“We do fly quite a few people out to Den­ver, Colorado Springs, Grand Junction, or other places for specialized care,” Meyer said.

Not a single person has been admitted to the hospital because of a bad reaction to a COVID vaccination, he said, though there were three who had reactions of concern, most with nausea or vomiting.

“They were never admitted to the hospital tal. They were observed for a couple hours,” Meyer said. “There have been some people with fever or who were feeling awful for a couple days” after being vaccinated.

“It is a new vaccine,” he said, although the technology that produced the vaccines has been around for about 10 years. MRNA vaccines “teach our cells how to make a protein—or even just a piece of a protein—that triggers an immune response inside our bodies,” the CDC website says.

“You might even see an mRNA flu vac­cine this year,” Meyer said. “We’ve moved away from the egg-based flu vaccine be­cause there were some side effects.”

COVID-19 vaccines are about as effec­tive as MMR vaccines, Meyer said, “in the 85 to 95 percent range.”

By comparison, flu vaccines are only about 50 percent effective, partly because the egg-based flu shots take a long time to develop, so they have to be formulated according to researchers’ best guess about what flu strain will be dominant in the com­ing season.

Annual boosters?

At press time, the level of vaccinations was picking up nationwide, according to the Washington Post, because of concern about the Delta variant.

Vaccines aren’t a guarantee against get­ting the disease, the Post reported, as a sci­entific analysis published at the end of July found that three-quarters of people infect­ed during an outbreak in Massachusetts had been fully vaccinated.
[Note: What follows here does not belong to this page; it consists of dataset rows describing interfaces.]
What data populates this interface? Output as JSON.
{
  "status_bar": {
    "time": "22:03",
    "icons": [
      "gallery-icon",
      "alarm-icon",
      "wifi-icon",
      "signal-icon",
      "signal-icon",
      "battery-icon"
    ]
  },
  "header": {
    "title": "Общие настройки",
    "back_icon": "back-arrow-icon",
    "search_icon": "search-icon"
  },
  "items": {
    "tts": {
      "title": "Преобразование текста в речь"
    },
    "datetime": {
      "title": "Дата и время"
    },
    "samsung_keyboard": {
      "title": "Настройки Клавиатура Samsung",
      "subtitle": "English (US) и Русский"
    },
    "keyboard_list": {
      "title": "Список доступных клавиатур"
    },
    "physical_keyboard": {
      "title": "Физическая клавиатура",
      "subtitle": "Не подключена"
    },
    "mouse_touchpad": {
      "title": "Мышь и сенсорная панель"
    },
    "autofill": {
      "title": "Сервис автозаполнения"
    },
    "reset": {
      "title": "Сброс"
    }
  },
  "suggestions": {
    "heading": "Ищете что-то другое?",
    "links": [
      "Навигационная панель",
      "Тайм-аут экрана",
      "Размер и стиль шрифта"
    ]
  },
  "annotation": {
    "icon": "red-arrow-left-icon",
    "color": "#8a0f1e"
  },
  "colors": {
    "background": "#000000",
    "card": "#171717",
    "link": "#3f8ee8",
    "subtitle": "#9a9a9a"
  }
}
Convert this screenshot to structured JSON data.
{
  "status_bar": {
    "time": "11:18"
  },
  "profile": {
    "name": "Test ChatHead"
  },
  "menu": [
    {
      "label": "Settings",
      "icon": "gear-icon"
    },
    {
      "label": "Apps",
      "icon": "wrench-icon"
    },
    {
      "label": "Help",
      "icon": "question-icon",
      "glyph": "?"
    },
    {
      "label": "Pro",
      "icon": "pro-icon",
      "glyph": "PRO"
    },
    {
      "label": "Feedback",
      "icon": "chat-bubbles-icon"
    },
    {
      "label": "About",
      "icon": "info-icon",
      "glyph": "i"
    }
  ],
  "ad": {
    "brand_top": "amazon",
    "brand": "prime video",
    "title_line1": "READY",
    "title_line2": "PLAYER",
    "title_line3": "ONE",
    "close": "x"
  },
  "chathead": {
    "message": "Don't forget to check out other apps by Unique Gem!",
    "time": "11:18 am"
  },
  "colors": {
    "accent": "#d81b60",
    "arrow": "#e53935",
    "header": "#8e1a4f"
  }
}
Researchers are saying vaccinated people appear to be able to spread the Delta variant.

However, the vaccines offer strong pro­tection against death and serious illness from coronavirus. Just 0.001 percent of vaccinated people have died of COVID, according to published reports, and just 0.004 percent of the vaccinated were hos­pitalized.

The Post reported that a CDC internal document estimated that 35,000 vacci­nated people a week in the United States were contracting breakthrough infections. This has led to a CDC recommendation that even the fully vaccinated wear masks if they are in an area of substantial or high transmission.

Meyer said about 15 percent of peo­ple tested for COV­ID-19 by Southwest Memorial Hospital test positive, which is a high rate.

He said it’s likely that at some point, vaccinated individu­als will need booster shots.

“I’m sure we will have boosters,” he said. “I would almost bet we go to an annual COVID shot. I don’t think it’s ever going away.”

But vaccines offer hope that someday COVID will be manageable – no longer a raging pandemic, but a disease to be guard­ed against.

Meyer, who’s gotten flu vaccines every year, said that’s his hope.

“I’m obviously a big vaccine proponent, especially since we have the more modern vaccines now.”

People of all persuasions will almost always choose actions that benefit them­selves individually over measures intended to help society as a whole. Whether more individuals decide to be vaccinated against COVID-19 will largely depend on whether they see it as a good idea for their own health.

The CDC maintains that the vaccine is indeed a help to individuals.

“Getting vaccinated prevents severe ill­ness, hospitalizations, and death,” says the agency’s website.

“Unvaccinated people should get vacci­nated and continue masking until they are fully vaccinated. With the Delta variant, this is more urgent than ever.”

From August 2021.